– How many pages by m.o. do blog visitors visit?

As we mentioned above, the number of pages that readers navigate between is usually limited for blogs, but there are ways to motivate them to stay on the blog by reading additional articles.

Top Tip: Show related posts or recommended posts at the end of each article 😉

- How much time visitors devote to blog you?

If you have found that the number of pages they browse is limited but the time spent on the blog is increased, it may be because they read an article and then leave your blog. Be sure to entice your audience by publishing articles with quality content that will provide value and substance to the reader!

4. Tracking email conversions

Do you want to evaluate the reach of your blog? Activate the conversion tracking code to count email conversions! The best way is to create a thank you page or "thank you" page and send the users who subscribe to the email list there!

Equally useful is setting goals through Google Analytics to track how often readers subscribe to your blog. This way you will evaluate the success of your blog strategy!

5. Evaluate the strength of different channels

It is useful to track where the visitors to your blog come from and make appropriate decisions for each communication channel respectively! e.g. if you find that most readers come from Facebook, it is a good reason to create a strong presence there by starting conversations and causing comments with the aim of not only attracting even more followers but investing in creating a loyalty relationship with the existing ones. In addition, think about creating quality articles with secrets and useful tips for Facebook users! They will appreciate it! 😉

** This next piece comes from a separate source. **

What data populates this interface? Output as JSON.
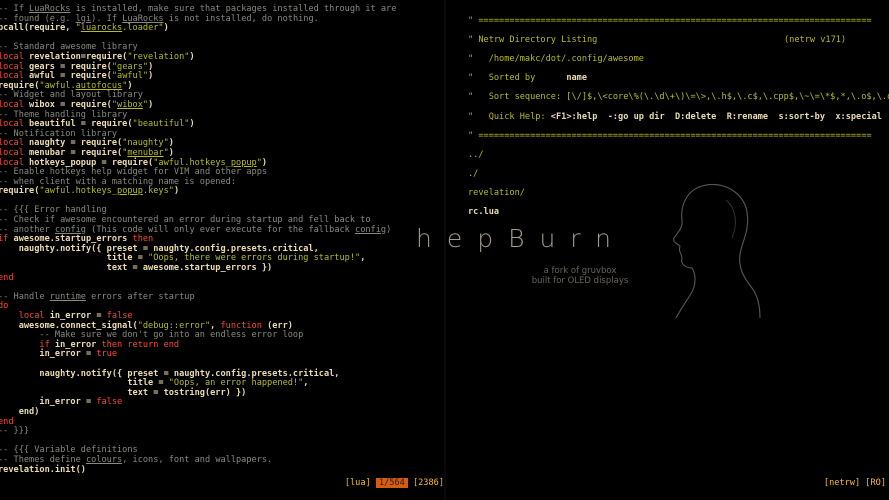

There are many ways that will help you evaluate the engagement of those who trust and follow your blog. The personal or corporate goals of the blog will guide you in choosing the appropriate metrics to evaluate the "engagement" and loyalty of the users with the quality and essential content you offer.

What statistical data do you monitor to evaluate blog engagement?

SOURCE: https://www.papaki.gr/blog/2013/09/26/google-analytics-blog-engagement/